In Germany, the DeMoBat collaborative project is developing a robot-assisted dismantling factory for traction batteries and electric motors for EVs. These processes would constitute and important element of a resource-efficient and sustainable circular economy for electromobility.
The traction battery in particular represents a central cost factor of electromobility and also causes considerable environmental impacts in production; the most efficient and long-term use of the cells is a crucial element in the sustainability of e-mobility.
Disassembling and reusing battery systems can help improve the environmental balance of electric cars. (photo: Irina Westermann, KIT)
The targeted disassembly of battery packs into individual modules and the subsequent recycling at cell level enables the cells to be used in a condition-specific manner—e.g., from reassembly to replacement batteries and use in second-life applications such as stationary energy storage to high-quality recycling of cell materials. The same applies to the electric motors, in which the rare earth permanent magnets and the copper coils are particularly valuable components.
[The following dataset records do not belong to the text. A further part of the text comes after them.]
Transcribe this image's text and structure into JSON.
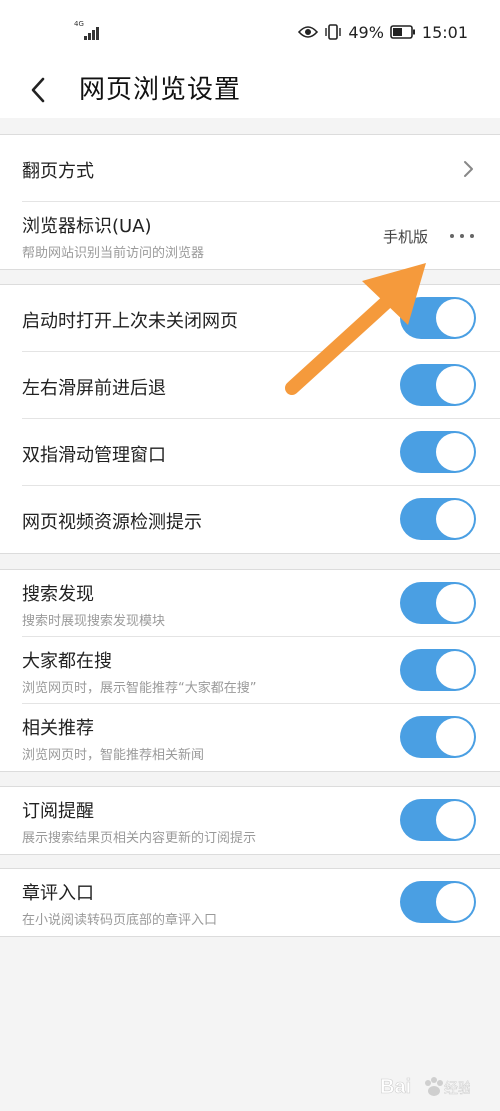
{
  "status_bar": {
    "network": "4G",
    "battery": "49%",
    "time": "15:01"
  },
  "header": {
    "title": "网页浏览设置"
  },
  "groups": [
    {
      "rows": [
        {
          "title": "翻页方式"
        },
        {
          "title": "浏览器标识(UA)",
          "subtitle": "帮助网站识别当前访问的浏览器",
          "value": "手机版"
        }
      ]
    },
    {
      "rows": [
        {
          "title": "启动时打开上次未关闭网页",
          "toggle": true
        },
        {
          "title": "左右滑屏前进后退",
          "toggle": true
        },
        {
          "title": "双指滑动管理窗口",
          "toggle": true
        },
        {
          "title": "网页视频资源检测提示",
          "toggle": true
        }
      ]
    },
    {
      "rows": [
        {
          "title": "搜索发现",
          "subtitle": "搜索时展现搜索发现模块",
          "toggle": true
        },
        {
          "title": "大家都在搜",
          "subtitle": "浏览网页时，展示智能推荐“大家都在搜”",
          "toggle": true
        },
        {
          "title": "相关推荐",
          "subtitle": "浏览网页时，智能推荐相关新闻",
          "toggle": true
        }
      ]
    },
    {
      "rows": [
        {
          "title": "订阅提醒",
          "subtitle": "展示搜索结果页相关内容更新的订阅提示",
          "toggle": true
        }
      ]
    },
    {
      "rows": [
        {
          "title": "章评入口",
          "subtitle": "在小说阅读转码页底部的章评入口",
          "toggle": true
        }
      ]
    }
  ],
  "colors": {
    "toggle_on": "#4a9fe3",
    "arrow": "#f59a3c"
  },
  "icons": {
    "back": "chevron-left-icon",
    "row_nav": "chevron-right-icon",
    "more": "more-horizontal-icon",
    "signal": "signal-icon",
    "eye": "eye-icon",
    "vibrate": "vibrate-icon",
    "battery": "battery-icon",
    "annotation": "arrow-annotation-icon",
    "watermark": "baidu-logo"
  },
  "watermark": {
    "text": "Bai 经验"
  }
}
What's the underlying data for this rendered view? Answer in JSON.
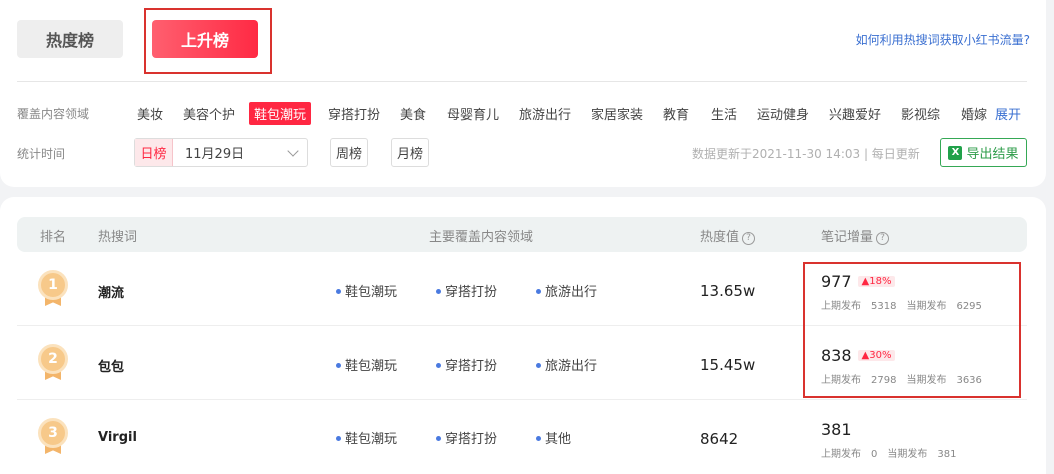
{
  "tabs": {
    "hot": "热度榜",
    "rising": "上升榜"
  },
  "help_link": "如何利用热搜词获取小红书流量?",
  "filters": {
    "category_label": "覆盖内容领域",
    "categories": [
      "美妆",
      "美容个护",
      "鞋包潮玩",
      "穿搭打扮",
      "美食",
      "母婴育儿",
      "旅游出行",
      "家居家装",
      "教育",
      "生活",
      "运动健身",
      "兴趣爱好",
      "影视综",
      "婚嫁"
    ],
    "active_category": "鞋包潮玩",
    "expand": "展开",
    "time_label": "统计时间",
    "day_tag": "日榜",
    "date_value": "11月29日",
    "week": "周榜",
    "month": "月榜",
    "update_text": "数据更新于2021-11-30 14:03 | 每日更新",
    "export": "导出结果",
    "export_icon": "X"
  },
  "table": {
    "headers": {
      "rank": "排名",
      "keyword": "热搜词",
      "domain": "主要覆盖内容领域",
      "heat": "热度值",
      "notes": "笔记增量"
    },
    "help_icon": "?",
    "rows": [
      {
        "rank": "1",
        "keyword": "潮流",
        "domains": [
          "鞋包潮玩",
          "穿搭打扮",
          "旅游出行"
        ],
        "heat": "13.65w",
        "notes": "977",
        "growth": "▲18%",
        "prev_label": "上期发布",
        "prev": "5318",
        "cur_label": "当期发布",
        "cur": "6295"
      },
      {
        "rank": "2",
        "keyword": "包包",
        "domains": [
          "鞋包潮玩",
          "穿搭打扮",
          "旅游出行"
        ],
        "heat": "15.45w",
        "notes": "838",
        "growth": "▲30%",
        "prev_label": "上期发布",
        "prev": "2798",
        "cur_label": "当期发布",
        "cur": "3636"
      },
      {
        "rank": "3",
        "keyword": "Virgil",
        "domains": [
          "鞋包潮玩",
          "穿搭打扮",
          "其他"
        ],
        "heat": "8642",
        "notes": "381",
        "growth": "",
        "prev_label": "上期发布",
        "prev": "0",
        "cur_label": "当期发布",
        "cur": "381"
      }
    ]
  },
  "colors": {
    "accent": "#ff2742",
    "highlight_box": "#d9322e",
    "link": "#3a6fd1",
    "export_green": "#2e9c4a"
  }
}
Scientists from the Fraunhofer Institute for Manufacturing Engineering and Automation (IPA), the Clausthal Environmental Technology Research Center (CUTEC), the KIT (IIP & WBK), the Esslingen University of Applied Sciences and the Brandenburg University of Technology Cottbus-Senftenberg (BTU) are working in this research project, which is funded by the German Ministry of the Environment (€13 million) together with numerous industrial partners from the automotive industry and the recycling sector on innovative solutions.
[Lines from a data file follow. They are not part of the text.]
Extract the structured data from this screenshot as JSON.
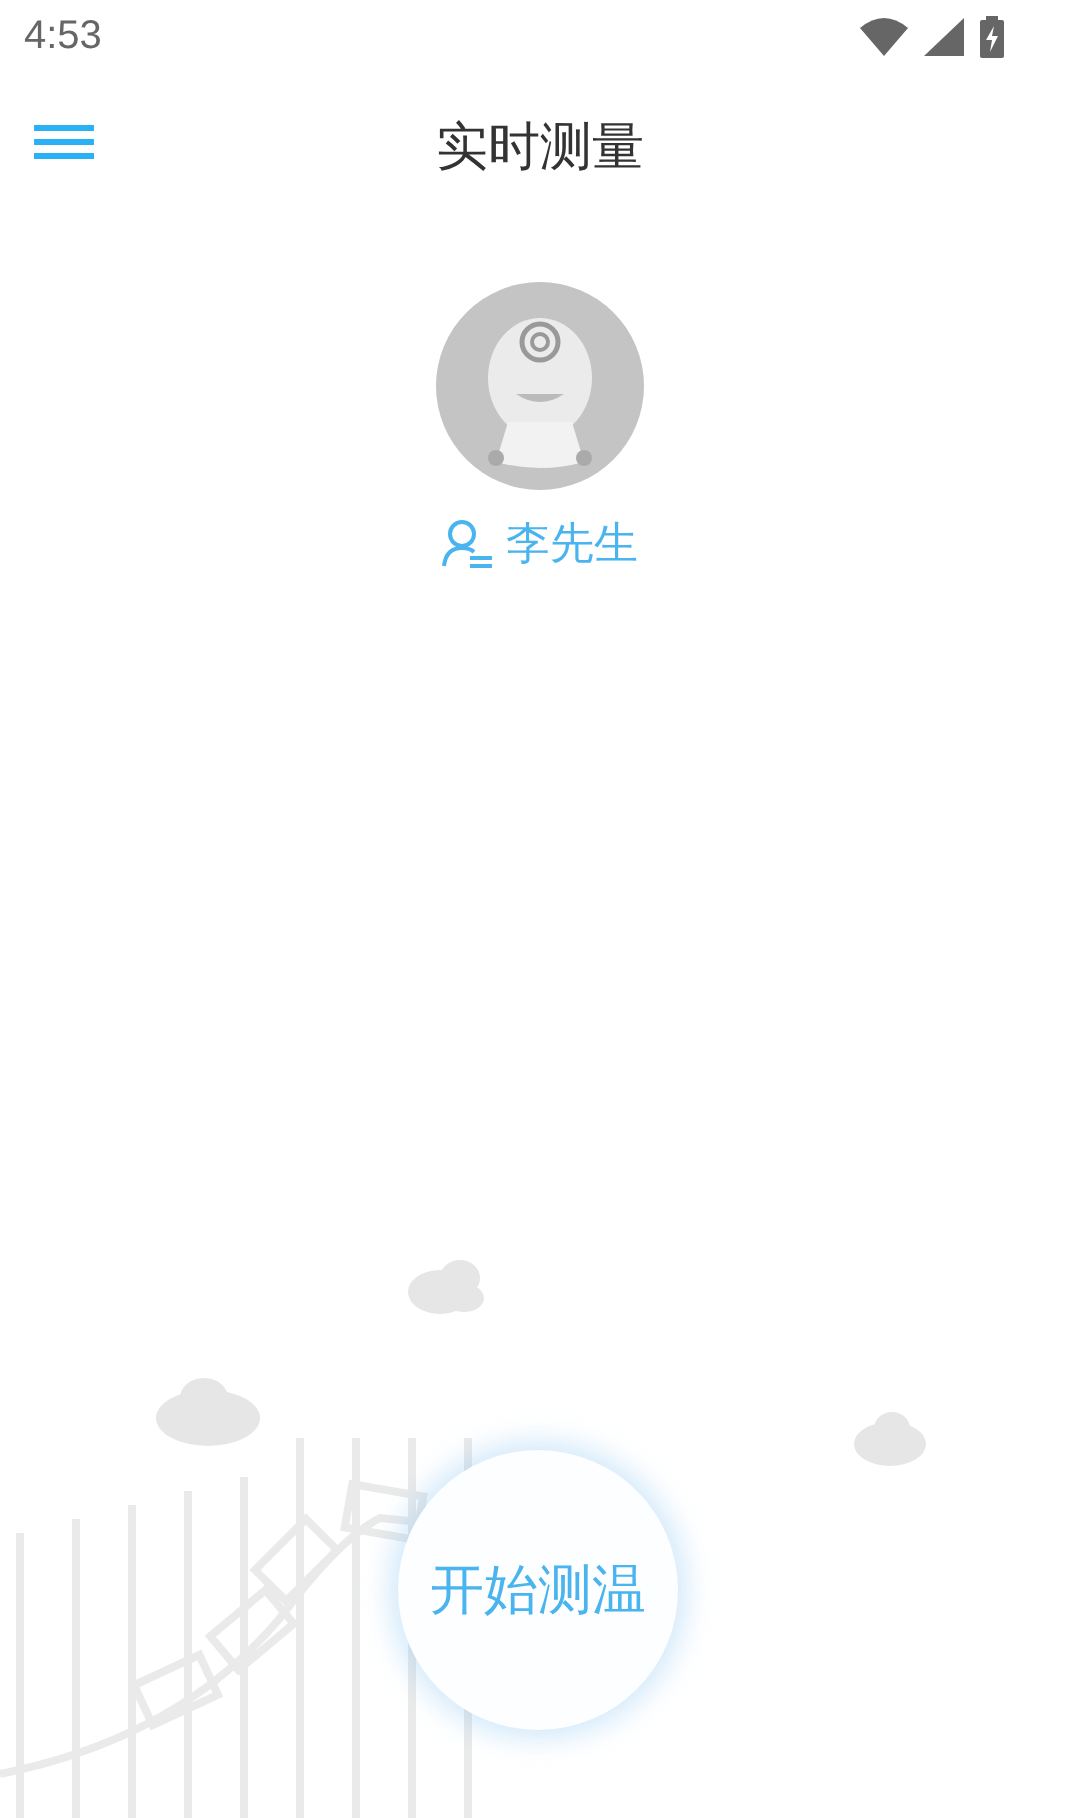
{
  "status_bar": {
    "time": "4:53"
  },
  "app_bar": {
    "title": "实时测量"
  },
  "profile": {
    "name": "李先生"
  },
  "start_button": {
    "label": "开始测温"
  }
}
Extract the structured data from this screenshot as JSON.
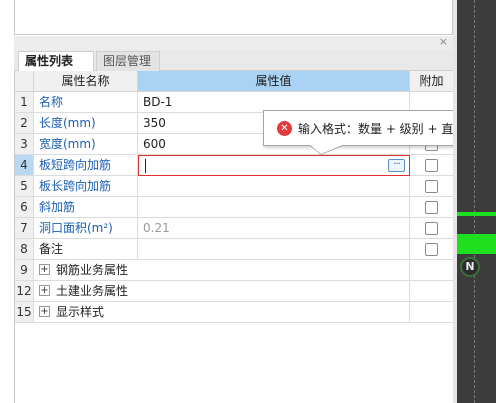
{
  "tabs": {
    "properties": "属性列表",
    "layers": "图层管理"
  },
  "headers": {
    "name": "属性名称",
    "value": "属性值",
    "add": "附加"
  },
  "rows": [
    {
      "num": "1",
      "name": "名称",
      "value": "BD-1"
    },
    {
      "num": "2",
      "name": "长度(mm)",
      "value": "350"
    },
    {
      "num": "3",
      "name": "宽度(mm)",
      "value": "600"
    },
    {
      "num": "4",
      "name": "板短跨向加筋",
      "value": ""
    },
    {
      "num": "5",
      "name": "板长跨向加筋",
      "value": ""
    },
    {
      "num": "6",
      "name": "斜加筋",
      "value": ""
    },
    {
      "num": "7",
      "name": "洞口面积(m²)",
      "value": "0.21"
    },
    {
      "num": "8",
      "name": "备注",
      "value": ""
    }
  ],
  "groups": [
    {
      "num": "9",
      "label": "钢筋业务属性",
      "expander": "+"
    },
    {
      "num": "12",
      "label": "土建业务属性",
      "expander": "+"
    },
    {
      "num": "15",
      "label": "显示样式",
      "expander": "+"
    }
  ],
  "editor": {
    "more": "···"
  },
  "tooltip": {
    "text": "输入格式：数量 + 级别 + 直径。如："
  },
  "panel": {
    "close": "×"
  },
  "compass": {
    "north": "N"
  },
  "colors": {
    "header_value_bg": "#a9d2f3",
    "error_border": "#e03030",
    "accent_green": "#1fe01f"
  }
}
The funding is spread over four years and is made available as part of the Baden-Württemberg Automotive Industry Strategy Dialogue (SDA). The dismantling factory is to be built close to the industry. In addition, a center of excellence is established to support the further development of the project technologically and economically with three sub-projects.
Robot-assisted dismantling of batteries and drives for e-cars is a milestone for the widespread implementation of this technology. This project is unique in Germany, and if the research project enables us to recycle individual parts such as cobalt, nickel and graphite industrially and automatically through different, environmentally friendly processes, we not only make ourselves less dependent on raw material imports, but can also significantly improve the environmental balance of electric vehicles. In this way, we conserve rare raw materials and also advance the German industrial location.—Environment Minister Franz Untersteller
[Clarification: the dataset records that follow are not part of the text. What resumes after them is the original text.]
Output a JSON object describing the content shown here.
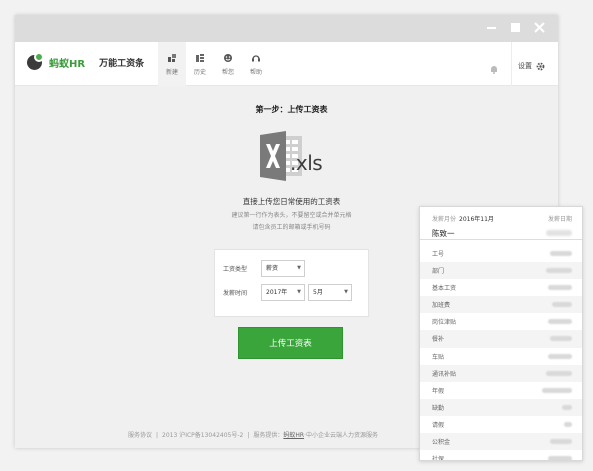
{
  "app": {
    "logo_text": "蚂蚁HR",
    "product_name": "万能工资条"
  },
  "window_controls": [
    "minimize",
    "maximize",
    "close"
  ],
  "nav_tabs": [
    {
      "label": "新建",
      "icon": "new-icon",
      "active": true
    },
    {
      "label": "历史",
      "icon": "history-icon",
      "active": false
    },
    {
      "label": "帮您",
      "icon": "smile-icon",
      "active": false
    },
    {
      "label": "帮助",
      "icon": "headset-icon",
      "active": false
    }
  ],
  "settings_label": "设置",
  "main": {
    "step_title": "第一步：上传工资表",
    "file_ext": ".xls",
    "upload_desc": "直接上传您日常使用的工资表",
    "hint_line1": "建议第一行作为表头，不要留空或合并单元格",
    "hint_line2": "请包含员工的邮箱或手机号码"
  },
  "form": {
    "type_label": "工资类型",
    "type_value": "薪资",
    "time_label": "发薪时间",
    "year_value": "2017年",
    "month_value": "5月"
  },
  "upload_button": "上传工资表",
  "footer": {
    "service_terms": "服务协议",
    "copyright": "2013 沪ICP备13042405号-2",
    "provider_prefix": "服务提供：",
    "provider_link": "蚂蚁HR",
    "provider_suffix": "·中小企业云端人力资源服务"
  },
  "payslip": {
    "month_label": "发薪月份",
    "month_value": "2016年11月",
    "date_label": "发薪日期",
    "employee_name": "陈致一",
    "rows": [
      "工号",
      "部门",
      "基本工资",
      "加班费",
      "岗位津贴",
      "餐补",
      "车贴",
      "通讯补贴",
      "年假",
      "缺勤",
      "请假",
      "公积金",
      "社保"
    ]
  },
  "colors": {
    "accent_green": "#3aa53a",
    "titlebar_gray": "#dcdcdc"
  }
}
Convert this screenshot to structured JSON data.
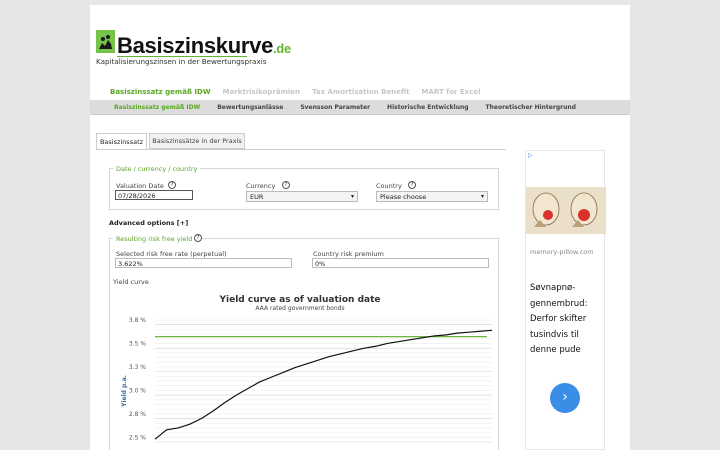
{
  "logo": {
    "name": "Basiszinskurve",
    "tld": ".de",
    "tagline": "Kapitalisierungszinsen in der Bewertungspraxis"
  },
  "top_nav": [
    {
      "label": "Basiszinssatz gemäß IDW",
      "active": true
    },
    {
      "label": "Marktrisikoprämien",
      "active": false
    },
    {
      "label": "Tax Amortisation Benefit",
      "active": false
    },
    {
      "label": "MART for Excel",
      "active": false
    }
  ],
  "sub_nav": [
    {
      "label": "Basiszinssatz gemäß IDW",
      "active": true
    },
    {
      "label": "Bewertungsanlässe",
      "active": false
    },
    {
      "label": "Svensson Parameter",
      "active": false
    },
    {
      "label": "Historische Entwicklung",
      "active": false
    },
    {
      "label": "Theoretischer Hintergrund",
      "active": false
    }
  ],
  "tabs": [
    {
      "label": "Basiszinssatz",
      "active": true
    },
    {
      "label": "Basiszinssätze in der Praxis",
      "active": false
    }
  ],
  "form": {
    "section_title": "Date / currency / country",
    "valuation_date_label": "Valuation Date",
    "valuation_date_value": "07/28/2026",
    "currency_label": "Currency",
    "currency_value": "EUR",
    "country_label": "Country",
    "country_value": "Please choose",
    "help_glyph": "?",
    "advanced_options": "Advanced options [+]"
  },
  "result": {
    "section_title": "Resulting risk free yield",
    "risk_free_label": "Selected risk free rate (perpetual)",
    "risk_free_value": "3.622%",
    "country_premium_label": "Country risk premium",
    "country_premium_value": "0%",
    "yield_curve_label": "Yield curve"
  },
  "ad": {
    "badge": "▷",
    "domain": "memory-pillow.com",
    "text": "Søvnapnø-gennembrud: Derfor skifter tusindvis til denne pude",
    "button_glyph": "›"
  },
  "chart_data": {
    "type": "line",
    "title": "Yield curve as of valuation date",
    "subtitle": "AAA rated government bonds",
    "ylabel": "Yield p.a.",
    "ylim": [
      2.5,
      3.8
    ],
    "y_ticks": [
      "3.8 %",
      "3.5 %",
      "3.3 %",
      "3.0 %",
      "2.8 %",
      "2.5 %"
    ],
    "grid": true,
    "colors": {
      "curve": "#111111",
      "reference": "#5aa823"
    },
    "series": [
      {
        "x": [
          1,
          2,
          3,
          4,
          5,
          6,
          7,
          8,
          9,
          10,
          11,
          12,
          13,
          14,
          15,
          16,
          17,
          18,
          19,
          20,
          21,
          22,
          23,
          24,
          25,
          26,
          27,
          28,
          29,
          30
        ],
        "values": [
          2.53,
          2.63,
          2.65,
          2.69,
          2.75,
          2.83,
          2.92,
          3.0,
          3.07,
          3.14,
          3.19,
          3.24,
          3.29,
          3.33,
          3.37,
          3.41,
          3.44,
          3.47,
          3.5,
          3.52,
          3.55,
          3.57,
          3.59,
          3.61,
          3.63,
          3.64,
          3.66,
          3.67,
          3.68,
          3.69
        ]
      }
    ],
    "reference_line": 3.622
  }
}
While the other research partners are primarily working on technical dismantling solutions, the IIP is responsible for coordinating subproject 1, in which relevant market developments, business models, legal frameworks, but also logistics concepts, capacity and process planning of the dismantling processes are examined techno-economically and will be rated.